By Ruben Lowman and Andrea Maestre
Gov. Henry McMaster made the announcement last Wednesday that all K-12 schools in the state will be closed for the remainder of the school year. The governor, accompanied by State Superintendent Molly Spearman, decided to extend his previous executive orders closing schools through March and April in order to combat the spread of COVID-19.
“The decision we have made after much consultation with a comprehensive group of people, including parents and teachers, administrators, health experts and otherwise, we decided not to reopen schools for the rest of the school year,” McMaster said.
The governor also expressed gratitude towards school faculty for keeping schools functional and making education engaging for students, and to parents for helping teachers implement and execute their lesson plans. “It is remarkable to see the effort, the highly successful effort. I’ve never seen anything like it. A lot of thought and effort went into it.”
Spearman reiterated the sentiment, saying that “It’s been sad to see schools close, but it has been a joy to see how people have pulled together for the benefit of our children.”
The officials were quick to reassure that even though schools will remain closed, eLearning is still taking place and students are responsible for completing their coursework just as they normally would. Spearman explained to teachers that they did not have to go easy on grades, but a certain amount of “common sense” should be applied to students who are struggling but are making an effort.
Overall, distance learning has been working well but Spearman acknowledged that it has been challenging for children who lack access to the internet.
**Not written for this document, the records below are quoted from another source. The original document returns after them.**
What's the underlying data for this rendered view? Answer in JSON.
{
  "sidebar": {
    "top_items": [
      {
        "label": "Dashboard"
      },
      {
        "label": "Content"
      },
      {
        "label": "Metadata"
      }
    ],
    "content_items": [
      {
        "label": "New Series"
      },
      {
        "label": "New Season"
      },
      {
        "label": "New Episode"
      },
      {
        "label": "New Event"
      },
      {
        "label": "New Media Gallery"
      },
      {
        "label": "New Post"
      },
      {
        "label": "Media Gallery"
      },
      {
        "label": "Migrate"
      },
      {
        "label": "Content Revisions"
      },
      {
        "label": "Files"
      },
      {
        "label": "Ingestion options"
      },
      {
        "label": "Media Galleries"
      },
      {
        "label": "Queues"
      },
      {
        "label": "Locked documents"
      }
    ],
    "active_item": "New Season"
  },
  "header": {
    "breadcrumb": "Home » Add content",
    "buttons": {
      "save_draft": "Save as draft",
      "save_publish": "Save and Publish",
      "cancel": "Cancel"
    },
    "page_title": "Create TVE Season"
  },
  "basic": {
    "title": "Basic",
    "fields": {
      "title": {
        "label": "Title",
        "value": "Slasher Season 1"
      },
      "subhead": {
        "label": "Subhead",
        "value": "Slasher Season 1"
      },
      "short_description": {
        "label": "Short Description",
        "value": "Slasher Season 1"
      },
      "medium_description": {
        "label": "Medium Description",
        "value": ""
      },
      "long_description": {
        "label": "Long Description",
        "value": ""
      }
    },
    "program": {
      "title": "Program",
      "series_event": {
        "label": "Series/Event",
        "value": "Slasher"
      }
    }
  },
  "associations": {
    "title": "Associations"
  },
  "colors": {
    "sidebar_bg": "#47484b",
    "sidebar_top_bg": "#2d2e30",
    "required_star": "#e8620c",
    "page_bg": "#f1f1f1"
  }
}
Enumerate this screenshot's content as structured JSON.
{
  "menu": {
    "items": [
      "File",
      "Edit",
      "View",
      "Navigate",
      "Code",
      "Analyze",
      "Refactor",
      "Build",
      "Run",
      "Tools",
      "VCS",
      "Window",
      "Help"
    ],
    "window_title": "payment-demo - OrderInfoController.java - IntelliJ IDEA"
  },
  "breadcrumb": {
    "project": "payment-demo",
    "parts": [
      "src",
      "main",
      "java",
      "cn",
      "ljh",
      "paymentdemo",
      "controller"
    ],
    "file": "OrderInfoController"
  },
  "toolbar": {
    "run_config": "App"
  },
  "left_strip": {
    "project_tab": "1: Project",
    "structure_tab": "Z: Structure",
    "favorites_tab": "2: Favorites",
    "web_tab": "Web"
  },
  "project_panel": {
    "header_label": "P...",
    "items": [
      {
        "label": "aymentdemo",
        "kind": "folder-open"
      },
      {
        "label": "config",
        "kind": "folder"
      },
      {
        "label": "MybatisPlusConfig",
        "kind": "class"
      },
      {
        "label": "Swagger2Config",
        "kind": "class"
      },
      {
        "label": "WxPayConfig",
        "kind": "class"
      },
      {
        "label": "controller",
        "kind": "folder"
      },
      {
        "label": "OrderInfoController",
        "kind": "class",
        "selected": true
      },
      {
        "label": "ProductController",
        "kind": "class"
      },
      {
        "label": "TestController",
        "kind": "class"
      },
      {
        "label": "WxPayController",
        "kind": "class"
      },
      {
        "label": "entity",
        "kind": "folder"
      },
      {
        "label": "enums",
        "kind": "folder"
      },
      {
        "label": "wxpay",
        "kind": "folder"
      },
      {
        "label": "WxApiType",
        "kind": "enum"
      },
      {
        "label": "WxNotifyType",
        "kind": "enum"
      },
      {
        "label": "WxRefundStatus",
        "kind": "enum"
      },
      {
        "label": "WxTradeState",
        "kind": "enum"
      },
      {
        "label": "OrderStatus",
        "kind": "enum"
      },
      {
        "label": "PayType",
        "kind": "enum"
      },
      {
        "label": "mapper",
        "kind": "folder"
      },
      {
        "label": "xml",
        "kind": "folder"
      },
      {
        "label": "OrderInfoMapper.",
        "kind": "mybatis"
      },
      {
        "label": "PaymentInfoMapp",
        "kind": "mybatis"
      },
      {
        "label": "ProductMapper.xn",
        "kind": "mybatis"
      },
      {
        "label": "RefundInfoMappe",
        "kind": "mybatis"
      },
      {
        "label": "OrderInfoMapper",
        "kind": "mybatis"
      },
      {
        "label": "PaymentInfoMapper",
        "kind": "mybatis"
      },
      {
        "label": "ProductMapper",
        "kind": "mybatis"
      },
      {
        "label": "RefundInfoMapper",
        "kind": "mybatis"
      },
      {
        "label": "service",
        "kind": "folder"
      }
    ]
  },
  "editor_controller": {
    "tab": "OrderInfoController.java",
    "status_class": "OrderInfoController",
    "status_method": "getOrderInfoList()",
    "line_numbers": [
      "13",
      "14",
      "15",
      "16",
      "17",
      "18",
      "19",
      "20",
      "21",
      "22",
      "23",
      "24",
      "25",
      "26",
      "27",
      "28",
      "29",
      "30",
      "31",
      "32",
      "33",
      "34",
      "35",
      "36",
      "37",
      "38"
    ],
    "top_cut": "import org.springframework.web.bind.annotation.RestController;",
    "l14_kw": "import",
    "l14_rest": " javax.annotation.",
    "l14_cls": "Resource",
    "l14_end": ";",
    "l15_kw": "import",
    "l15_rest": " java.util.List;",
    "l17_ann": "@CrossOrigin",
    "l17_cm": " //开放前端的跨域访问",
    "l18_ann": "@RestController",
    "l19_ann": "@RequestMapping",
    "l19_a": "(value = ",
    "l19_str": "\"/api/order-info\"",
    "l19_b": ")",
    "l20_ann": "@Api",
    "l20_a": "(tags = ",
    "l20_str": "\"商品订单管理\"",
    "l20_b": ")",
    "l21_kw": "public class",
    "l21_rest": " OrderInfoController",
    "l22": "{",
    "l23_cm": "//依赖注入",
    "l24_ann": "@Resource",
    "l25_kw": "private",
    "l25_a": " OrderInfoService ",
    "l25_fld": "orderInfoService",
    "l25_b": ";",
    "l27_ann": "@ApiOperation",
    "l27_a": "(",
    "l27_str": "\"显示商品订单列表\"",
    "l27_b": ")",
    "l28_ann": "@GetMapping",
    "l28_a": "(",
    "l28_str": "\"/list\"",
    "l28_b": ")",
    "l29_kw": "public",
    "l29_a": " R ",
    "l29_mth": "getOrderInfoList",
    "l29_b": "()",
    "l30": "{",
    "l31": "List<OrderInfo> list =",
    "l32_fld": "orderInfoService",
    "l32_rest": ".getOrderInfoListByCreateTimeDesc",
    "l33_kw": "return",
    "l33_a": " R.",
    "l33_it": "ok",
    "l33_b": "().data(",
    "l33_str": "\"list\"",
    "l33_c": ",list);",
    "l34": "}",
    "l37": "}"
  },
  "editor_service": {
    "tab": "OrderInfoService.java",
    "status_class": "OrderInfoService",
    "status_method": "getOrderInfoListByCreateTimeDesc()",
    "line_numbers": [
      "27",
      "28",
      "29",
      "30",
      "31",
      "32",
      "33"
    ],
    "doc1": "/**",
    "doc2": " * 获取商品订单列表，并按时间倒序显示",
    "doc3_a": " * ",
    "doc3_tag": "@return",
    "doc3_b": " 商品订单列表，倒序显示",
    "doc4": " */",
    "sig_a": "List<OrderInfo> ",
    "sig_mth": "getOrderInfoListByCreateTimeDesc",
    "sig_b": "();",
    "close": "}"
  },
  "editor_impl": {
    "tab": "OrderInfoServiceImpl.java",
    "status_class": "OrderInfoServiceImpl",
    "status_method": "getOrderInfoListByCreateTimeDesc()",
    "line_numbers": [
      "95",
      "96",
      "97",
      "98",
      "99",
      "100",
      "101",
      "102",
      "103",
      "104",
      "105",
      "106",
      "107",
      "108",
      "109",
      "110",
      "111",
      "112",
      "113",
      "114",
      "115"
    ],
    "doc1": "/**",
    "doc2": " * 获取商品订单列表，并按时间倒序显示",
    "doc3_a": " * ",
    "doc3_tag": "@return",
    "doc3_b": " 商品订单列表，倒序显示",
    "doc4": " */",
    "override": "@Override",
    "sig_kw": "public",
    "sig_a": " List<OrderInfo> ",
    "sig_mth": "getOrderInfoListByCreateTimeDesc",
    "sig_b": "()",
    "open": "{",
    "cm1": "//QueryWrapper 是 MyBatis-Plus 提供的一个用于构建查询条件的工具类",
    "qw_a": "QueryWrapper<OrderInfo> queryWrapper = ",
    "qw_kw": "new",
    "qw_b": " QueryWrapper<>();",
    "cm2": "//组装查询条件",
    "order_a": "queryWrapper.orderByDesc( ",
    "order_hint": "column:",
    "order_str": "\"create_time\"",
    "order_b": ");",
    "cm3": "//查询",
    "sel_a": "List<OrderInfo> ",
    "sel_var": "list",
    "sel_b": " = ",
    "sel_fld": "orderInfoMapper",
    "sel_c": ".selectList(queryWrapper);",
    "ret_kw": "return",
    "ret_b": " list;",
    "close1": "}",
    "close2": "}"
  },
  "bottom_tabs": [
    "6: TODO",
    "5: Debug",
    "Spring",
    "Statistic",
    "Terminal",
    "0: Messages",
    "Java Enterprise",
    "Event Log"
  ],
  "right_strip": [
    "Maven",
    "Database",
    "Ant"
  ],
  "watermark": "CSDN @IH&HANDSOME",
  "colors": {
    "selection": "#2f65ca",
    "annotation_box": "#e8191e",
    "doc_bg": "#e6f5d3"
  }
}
She said the “digital divide in South Carolina has become very apparent,” as around 25 percent of the school districts in the state are not participating in online learning.
In an attempt to remedy this, the Department of Education has been sending out school buses equipped with WiFi for students who do not have internet access to use. These buses were introduced to schools around Horry County two weeks ago, with WiFi also being made available in the school parking lots.
The governor and state superintendent also stressed that local districts would have ample flexibility and control coordinating how they end the school year, such as when students are allowed to drop their textbooks, school computers and other learning materials back off at school. Spearman also said that educators are devising an “organized way” for students to come and pick up any personal items left at school.
Additionally, Governor McMaster recognized that graduation ceremonies are an integral and special “part of American life” and said that he is supportive of local districts getting creative to find ways to conduct them safely.
The subject of graduation ceremonies has been a contentious one all over the country and that has been no different here on the Grand Strand. Horry County Schools initially announced that virtual graduations would take place, until they received a wave of negative feedback from parents and students. Horry County Superintendent Rick Maxey said the district was weighing up alternative ideas instead. “The high school principals can put together a menu of what that looks like.”
HCS also announced last week they will be resuming their free student meal program, set to continue this week until May 8. The program had been suspended the past two weeks after several district employees tested positive for coronavirus, including one in North Myrtle Beach. It will now be run in partnership with the Army National Guard, Operation BBQ Relief and the South Carolina Department of Education. Operation BBQ Relief is a non-profit that provides food aid during natural disaster situations.
County officials held an emergency virtual meeting on Monday night, where they discussed a wide range of topics concerning the end of this school year and the beginning of next, including coursework, the budget and what to do about graduation. While that decision is expected to come soon, in the meantime officials are asking schools in the county to honor the class of 2020 by turning their stadium lights on for 20 minutes this Friday at 8:20 p.m.
Officials also said that employees will be paid on their current salary schedule and that they anticipate state leaders will pass a resolution and address next year’s budget in the fall.
Here in North Myrtle Beach, Ocean Drive Elementary Principal Renea Fowler expressed her support for the governor’s order closing schools, saying, “We miss our students greatly but our number one priority is their safety.”
She said that while it has been a complex and demanding process to implement and carry out everyday, it has been rewarding to see the community come together over their childrens’ education.
“The eLearning experience has been different but we have embraced it, and been very successful and pleased,” she said. “We have a high percentage of students who have turned in their work, either digitally or through paper-and-pencil methods.”
Fowler said the feedback she has received from parents has been overwhelmingly positive and understanding of what a difficult job teachers do on a daily basis, but especially at this moment. She said many parents are realizing how challenging educating their own children is and have even more admiration now for teachers.
She hopes that students can go back to normal and into classrooms in the fall “but if we have to adjust we’ll do so accordingly as to what our governor dictates.”
She took the opportunity to share some words of wisdom we all need to keep in mind. “It’s important that everyone remembers we’re all in different boats but we’re all going through the same storm.”